Also Read: Surging crime, dirty streets; Local residents say San Francisco's Mission District is in crisis

Community leaders said the attack is just the tip of the iceberg.

Neighbors say the mission has been ignored and that they don't even see any police presence, despite the SFPD station at 17th and Valencia, unless there is some kind of event happening.

They called on city leaders to focus on vendors selling stolen items, trash being dumped on the streets, violence prevention, human trafficking and traffic safety.  

Community leaders like Roberto Hernandez have declared a state of emergency with a clear message for the San Francisco officials.

"We as a community feel that we're been neglected, totally. 'Cause why is it that in Union Square, when they began to rob $5,000 Gucci purses, all of a sudden the city came in and cleaned the streets and got rid of all the elements and brought in security," said Hernandez. "Why can't they do that here? It's pretty simple." 

Oscar Gonzalez is the manager of Pancho Villa, a popular taqueria located on 16th Street, just over a half a block from the BART station. He told KPIX he is desperate for help.

"This can't go on like this. It's just getting worse. There has to be a positive change," Gonzalez said.

He says people in the neighborhood have been waiting for that change for decades. Gonzalez said the streets near his restaurant are extremely dangerous after 10 p.m.

"Closing early helps them a lot. It is less dangerous for the employees here, because some girls have to leave alone," Gonzalez said.

He said the decision was made after an employee was attacked last year while waiting for the bus.

Even patrons like Guadalupe Hernandez are terrified.

"The situation in the Mission is terrible. It's sad," she said. "I remember 21 years ago when I came to live here, and the Mission was so pretty. But now everything is ugly, sad, dirty." 

KPIX spent some time with Guadalupe and her grandson, talking about those 20 years and the changes she has seen. She says there are more homeless people and drugs are everywhere. It's why she left the Mission and moved to Daly City.

"We don't feel safe walking around here. Actually, we just park the car, eat and quickly jump into the car and leave," she said.

Oscar Gonzalez agrees. But he says he will stay here, hoping that this call for help could actually save the Mission if officials heed it.
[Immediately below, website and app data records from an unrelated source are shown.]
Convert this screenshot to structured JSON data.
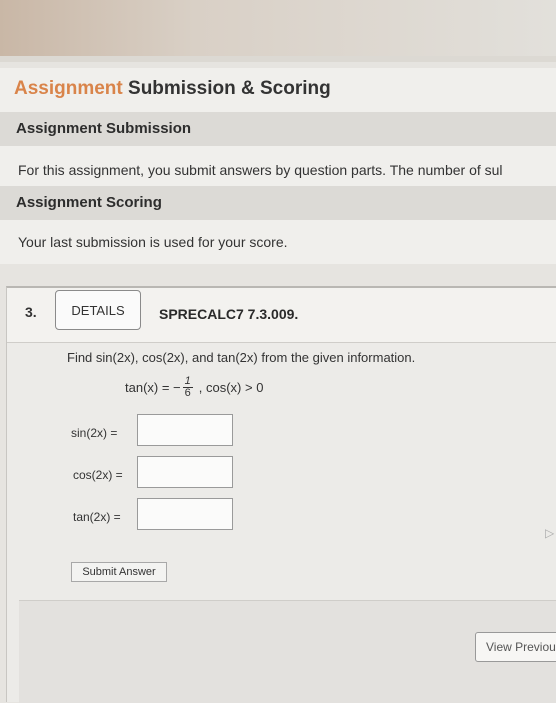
{
  "header": {
    "section_title_accent": "Assignment",
    "section_title_rest": " Submission & Scoring"
  },
  "submission": {
    "heading": "Assignment Submission",
    "text": "For this assignment, you submit answers by question parts. The number of sul"
  },
  "scoring": {
    "heading": "Assignment Scoring",
    "text": "Your last submission is used for your score."
  },
  "question": {
    "number": "3.",
    "details_label": "DETAILS",
    "code": "SPRECALC7 7.3.009.",
    "prompt": "Find sin(2x), cos(2x), and tan(2x) from the given information.",
    "given_left": "tan(x) = −",
    "given_num": "1",
    "given_den": "6",
    "given_right": ",   cos(x) > 0",
    "answers": [
      {
        "label": "sin(2x) =",
        "value": ""
      },
      {
        "label": "cos(2x) =",
        "value": ""
      },
      {
        "label": "tan(2x) =",
        "value": ""
      }
    ],
    "submit_label": "Submit Answer",
    "view_previous_label": "View Previou"
  }
}
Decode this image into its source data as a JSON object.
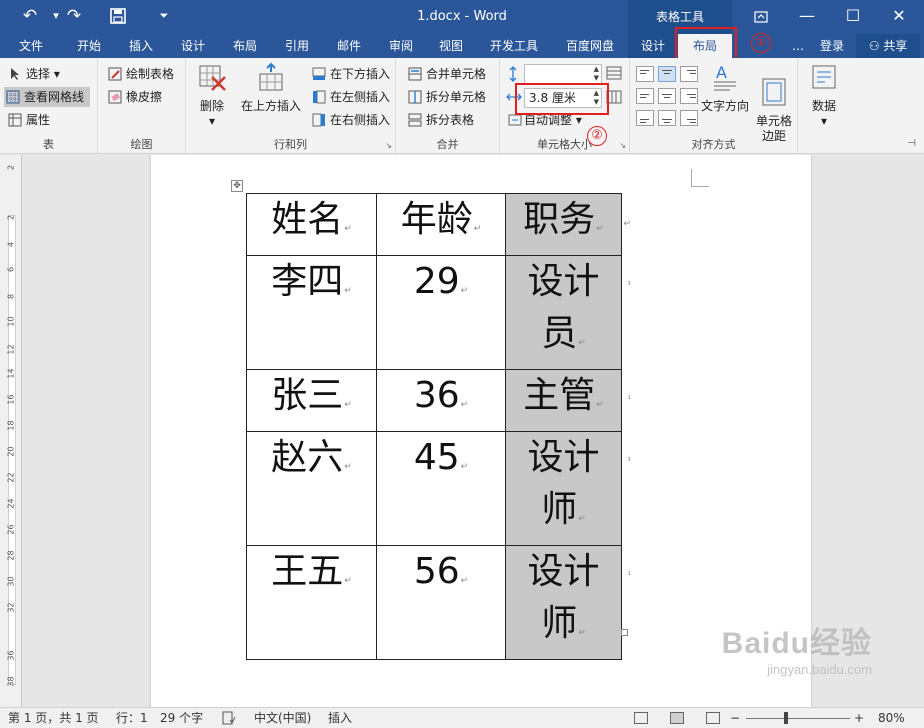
{
  "titlebar": {
    "doc_title": "1.docx - Word",
    "context_group": "表格工具",
    "undo_icon": "undo-icon",
    "redo_icon": "redo-icon",
    "save_icon": "save-icon",
    "customize_icon": "chevron-down-icon"
  },
  "tabs": [
    "文件",
    "开始",
    "插入",
    "设计",
    "布局",
    "引用",
    "邮件",
    "审阅",
    "视图",
    "开发工具",
    "百度网盘",
    "设计",
    "布局",
    "…",
    "登录",
    "共享"
  ],
  "annotations": {
    "one": "①",
    "two": "②"
  },
  "ribbon": {
    "table": {
      "select": "选择",
      "gridlines": "查看网格线",
      "properties": "属性",
      "label": "表"
    },
    "draw": {
      "draw_table": "绘制表格",
      "eraser": "橡皮擦",
      "label": "绘图"
    },
    "rows_cols": {
      "delete": "删除",
      "insert_above": "在上方插入",
      "insert_below": "在下方插入",
      "insert_left": "在左侧插入",
      "insert_right": "在右侧插入",
      "label": "行和列"
    },
    "merge": {
      "merge_cells": "合并单元格",
      "split_cells": "拆分单元格",
      "split_table": "拆分表格",
      "label": "合并"
    },
    "cell_size": {
      "height_value": "",
      "width_value": "3.8 厘米",
      "autofit": "自动调整",
      "label": "单元格大小"
    },
    "alignment": {
      "text_direction": "文字方向",
      "cell_margins": "单元格\n边距",
      "label": "对齐方式"
    },
    "data": {
      "label": "数据"
    }
  },
  "table": {
    "rows": [
      [
        "姓名",
        "年龄",
        "职务"
      ],
      [
        "李四",
        "29",
        "设计员"
      ],
      [
        "张三",
        "36",
        "主管"
      ],
      [
        "赵六",
        "45",
        "设计师"
      ],
      [
        "王五",
        "56",
        "设计师"
      ]
    ]
  },
  "ruler": [
    "2",
    "2",
    "4",
    "6",
    "8",
    "10",
    "12",
    "14",
    "16",
    "18",
    "20",
    "22",
    "24",
    "26",
    "28",
    "30",
    "32",
    "36",
    "38"
  ],
  "status": {
    "page": "第 1 页，共 1 页",
    "line": "行：1",
    "words": "29 个字",
    "language": "中文(中国)",
    "mode": "插入",
    "zoom": "80%"
  },
  "watermark": {
    "brand": "Baidu经验",
    "url": "jingyan.baidu.com"
  }
}
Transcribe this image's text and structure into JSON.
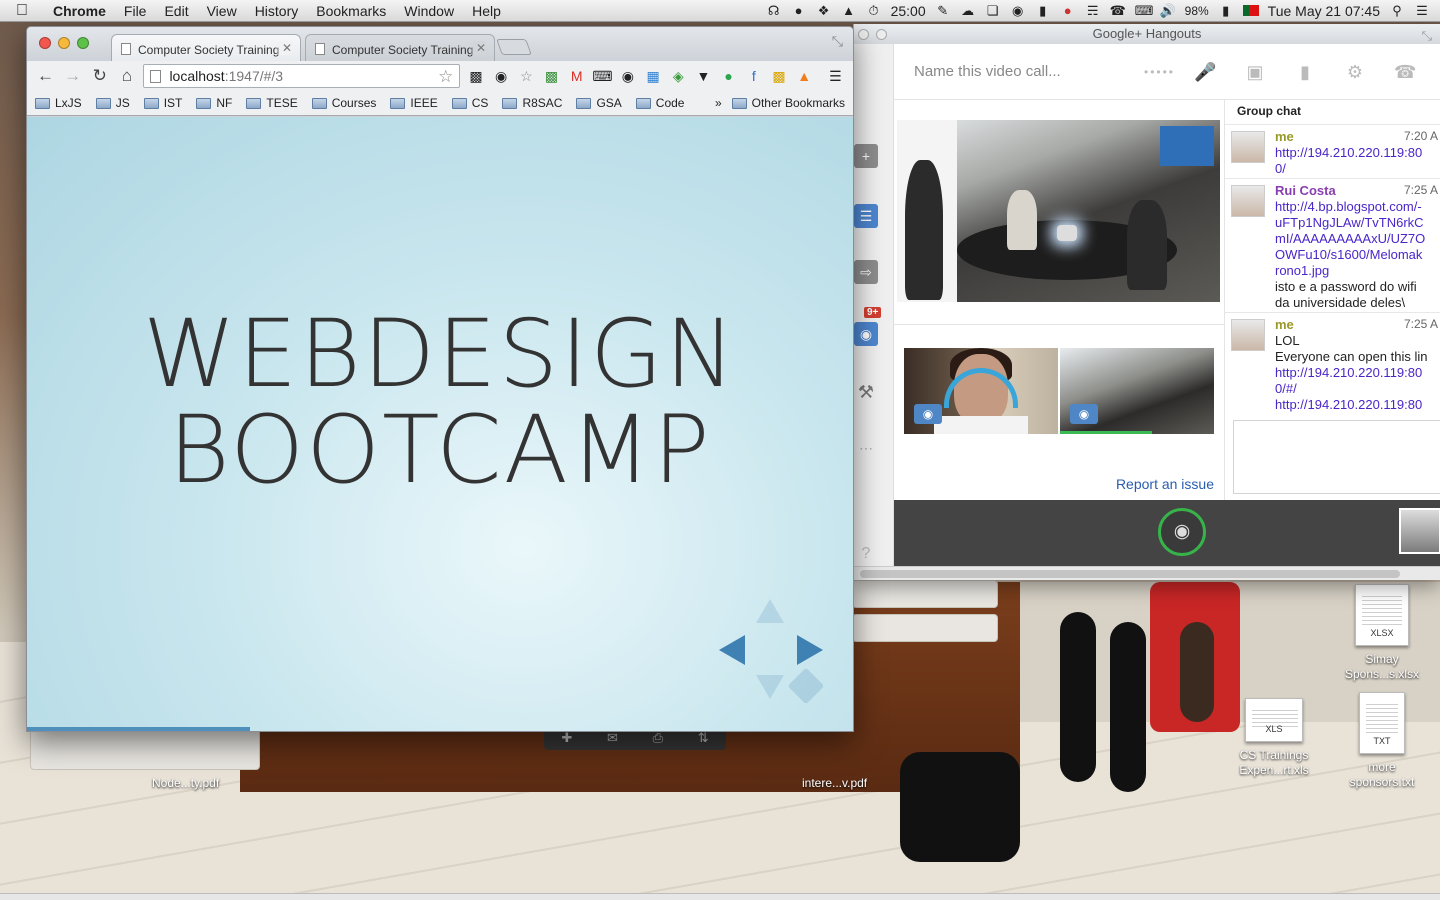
{
  "menubar": {
    "app_name": "Chrome",
    "menus": [
      "File",
      "Edit",
      "View",
      "History",
      "Bookmarks",
      "Window",
      "Help"
    ],
    "timer": "25:00",
    "battery": "98%",
    "datetime": "Tue May 21  07:45"
  },
  "browser": {
    "tabs": [
      {
        "title": "Computer Society Training"
      },
      {
        "title": "Computer Society Training"
      }
    ],
    "url_host": "localhost",
    "url_path": ":1947/#/3",
    "bookmarks": [
      "LxJS",
      "JS",
      "IST",
      "NF",
      "TESE",
      "Courses",
      "IEEE",
      "CS",
      "R8SAC",
      "GSA",
      "Code"
    ],
    "bookmarks_more": "»",
    "other_bookmarks": "Other Bookmarks",
    "slide": {
      "line1": "WEBDESIGN",
      "line2": "BOOTCAMP",
      "progress": 0.27
    }
  },
  "hangouts": {
    "window_title": "Google+ Hangouts",
    "call_name_placeholder": "Name this video call...",
    "badge": "9+",
    "report_link": "Report an issue",
    "group_chat_label": "Group chat",
    "messages": [
      {
        "name": "me",
        "time": "7:20 A",
        "lines": [
          "http://194.210.220.119:80",
          "0/"
        ]
      },
      {
        "name": "Rui Costa",
        "time": "7:25 A",
        "lines": [
          "http://4.bp.blogspot.com/-",
          "uFTp1NgJLAw/TvTN6rkC",
          "mI/AAAAAAAAAxU/UZ7O",
          "OWFu10/s1600/Melomak",
          "rono1.jpg",
          "isto e a password do wifi",
          "da universidade deles\\"
        ]
      },
      {
        "name": "me",
        "time": "7:25 A",
        "lines": [
          "LOL",
          "Everyone can open this lin",
          "http://194.210.220.119:80",
          "0/#/",
          "http://194.210.220.119:80"
        ]
      }
    ]
  },
  "desktop": {
    "files": [
      {
        "line1": "Simay",
        "line2": "Spons...s.xlsx",
        "ext": "XLSX"
      },
      {
        "line1": "CS Trainings",
        "line2": "Expen...rt.xls",
        "ext": "XLS"
      },
      {
        "line1": "more",
        "line2": "sponsors.txt",
        "ext": "TXT"
      }
    ],
    "partial_labels": [
      "Node...ty.pdf",
      "intere...v.pdf"
    ]
  },
  "colors": {
    "slide_text": "#333333",
    "nav_arrows": "#3f81b3",
    "hangouts_link": "#4a25c8",
    "me_name": "#9a9a2a",
    "rui_name": "#8a3fb0"
  }
}
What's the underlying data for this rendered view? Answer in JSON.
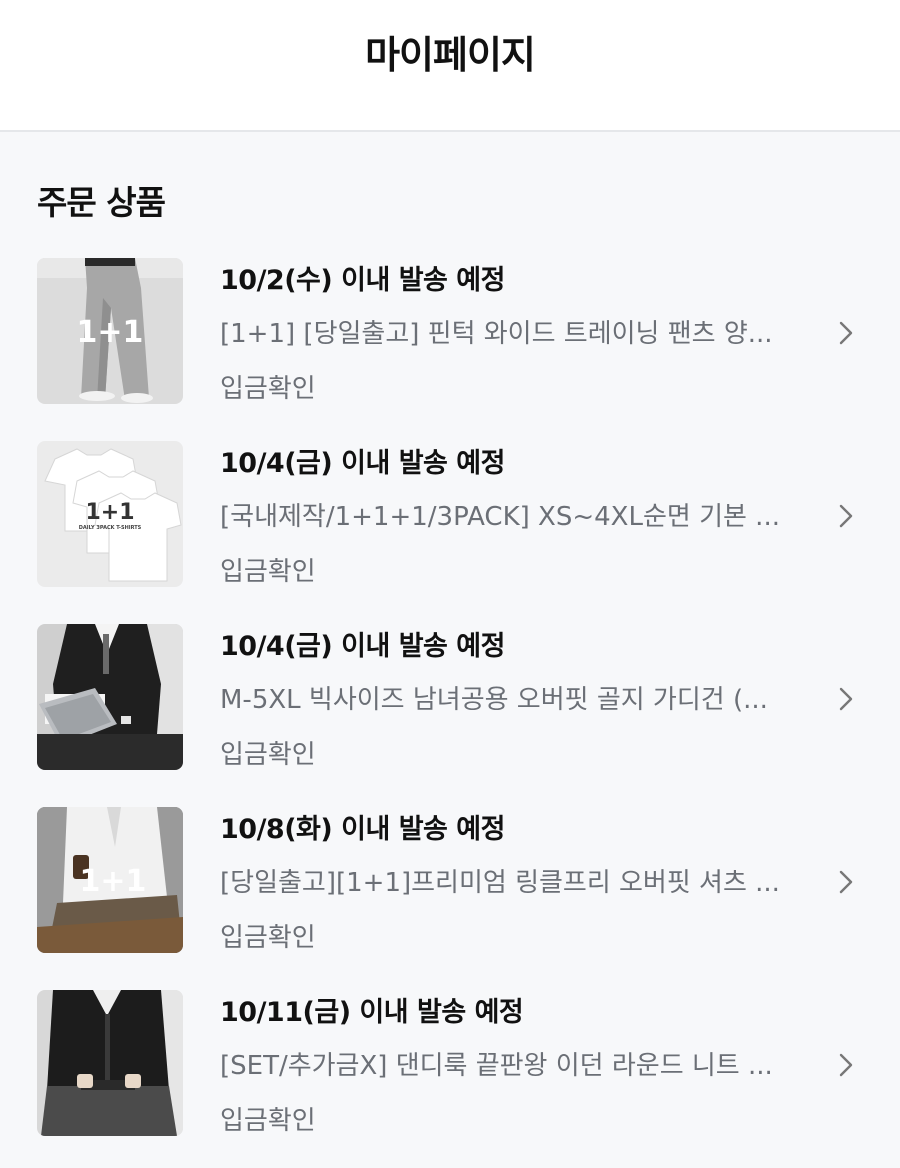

View CBS News In
CBS News App Open
Chrome Safari Continue
Be the first to know
Get browser notifications for breaking news, live events, and exclusive reporting.